**WORK TO BE COMPLETED**
Scan the entries below and say how many lines contain "kicker". Write only the number.
-- RECORDED INFORMATION follows --
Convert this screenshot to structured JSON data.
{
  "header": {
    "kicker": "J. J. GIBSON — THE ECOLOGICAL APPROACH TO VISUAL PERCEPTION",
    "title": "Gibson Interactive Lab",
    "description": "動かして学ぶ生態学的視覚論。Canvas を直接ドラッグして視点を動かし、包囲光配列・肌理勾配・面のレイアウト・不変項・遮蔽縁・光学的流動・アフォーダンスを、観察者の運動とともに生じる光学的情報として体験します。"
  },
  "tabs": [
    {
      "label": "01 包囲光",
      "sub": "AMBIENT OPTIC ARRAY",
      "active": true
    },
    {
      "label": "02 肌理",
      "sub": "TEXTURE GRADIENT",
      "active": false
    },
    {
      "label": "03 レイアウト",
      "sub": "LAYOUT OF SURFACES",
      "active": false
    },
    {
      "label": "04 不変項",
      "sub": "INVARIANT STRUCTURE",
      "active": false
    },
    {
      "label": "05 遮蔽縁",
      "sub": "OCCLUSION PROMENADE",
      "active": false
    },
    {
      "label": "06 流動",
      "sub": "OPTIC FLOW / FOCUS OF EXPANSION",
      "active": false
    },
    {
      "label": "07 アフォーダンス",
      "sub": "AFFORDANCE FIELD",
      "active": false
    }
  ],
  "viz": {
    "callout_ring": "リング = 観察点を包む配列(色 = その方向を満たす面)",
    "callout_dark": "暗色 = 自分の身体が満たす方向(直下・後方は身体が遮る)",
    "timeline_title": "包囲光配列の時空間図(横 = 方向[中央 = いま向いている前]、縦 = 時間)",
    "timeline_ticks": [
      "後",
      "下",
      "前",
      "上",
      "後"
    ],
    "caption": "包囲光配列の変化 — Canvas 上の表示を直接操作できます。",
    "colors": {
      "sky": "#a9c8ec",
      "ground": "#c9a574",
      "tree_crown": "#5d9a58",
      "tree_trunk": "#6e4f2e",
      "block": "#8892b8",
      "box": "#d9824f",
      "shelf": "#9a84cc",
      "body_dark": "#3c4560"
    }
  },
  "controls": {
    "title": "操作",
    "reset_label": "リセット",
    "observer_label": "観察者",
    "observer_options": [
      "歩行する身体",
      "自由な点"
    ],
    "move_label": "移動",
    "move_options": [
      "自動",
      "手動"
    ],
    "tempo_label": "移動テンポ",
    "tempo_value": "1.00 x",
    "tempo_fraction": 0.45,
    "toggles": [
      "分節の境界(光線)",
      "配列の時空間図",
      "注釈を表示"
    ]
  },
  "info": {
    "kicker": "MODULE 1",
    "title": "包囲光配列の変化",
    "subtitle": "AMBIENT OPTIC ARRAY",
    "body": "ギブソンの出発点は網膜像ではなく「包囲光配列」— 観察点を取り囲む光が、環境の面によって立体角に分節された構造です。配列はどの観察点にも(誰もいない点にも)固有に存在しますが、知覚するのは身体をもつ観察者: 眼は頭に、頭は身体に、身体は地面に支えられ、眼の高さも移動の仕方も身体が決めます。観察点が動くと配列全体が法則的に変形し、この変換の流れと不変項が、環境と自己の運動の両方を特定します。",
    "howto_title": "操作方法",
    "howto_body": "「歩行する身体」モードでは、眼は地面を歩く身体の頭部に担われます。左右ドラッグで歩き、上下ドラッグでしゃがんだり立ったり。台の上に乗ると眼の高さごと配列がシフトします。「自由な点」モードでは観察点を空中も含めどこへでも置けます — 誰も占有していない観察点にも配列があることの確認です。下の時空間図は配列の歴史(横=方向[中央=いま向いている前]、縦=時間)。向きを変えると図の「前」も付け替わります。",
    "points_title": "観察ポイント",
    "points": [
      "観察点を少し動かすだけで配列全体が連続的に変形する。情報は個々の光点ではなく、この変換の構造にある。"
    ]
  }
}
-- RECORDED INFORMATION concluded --
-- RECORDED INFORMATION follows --
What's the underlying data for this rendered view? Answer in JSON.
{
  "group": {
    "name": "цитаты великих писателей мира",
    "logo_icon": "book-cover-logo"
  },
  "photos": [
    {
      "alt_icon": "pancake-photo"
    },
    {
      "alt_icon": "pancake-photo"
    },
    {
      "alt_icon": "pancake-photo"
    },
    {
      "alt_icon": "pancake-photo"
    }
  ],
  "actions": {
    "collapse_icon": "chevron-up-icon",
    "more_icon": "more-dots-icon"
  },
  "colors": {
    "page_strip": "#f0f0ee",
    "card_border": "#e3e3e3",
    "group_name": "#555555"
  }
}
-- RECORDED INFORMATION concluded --
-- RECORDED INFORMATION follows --
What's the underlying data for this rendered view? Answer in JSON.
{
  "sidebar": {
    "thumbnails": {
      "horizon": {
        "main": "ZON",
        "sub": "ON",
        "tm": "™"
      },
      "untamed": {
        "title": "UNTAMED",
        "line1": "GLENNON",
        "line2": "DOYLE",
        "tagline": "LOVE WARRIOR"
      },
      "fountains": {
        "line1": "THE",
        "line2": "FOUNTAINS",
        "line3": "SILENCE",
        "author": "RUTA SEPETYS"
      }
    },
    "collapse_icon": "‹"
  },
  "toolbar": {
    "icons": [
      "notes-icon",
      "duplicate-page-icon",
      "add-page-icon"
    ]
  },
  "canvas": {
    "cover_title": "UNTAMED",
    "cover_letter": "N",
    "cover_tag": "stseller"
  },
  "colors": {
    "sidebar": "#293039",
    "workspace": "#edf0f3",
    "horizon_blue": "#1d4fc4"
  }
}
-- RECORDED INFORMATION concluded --
**REPLY**
2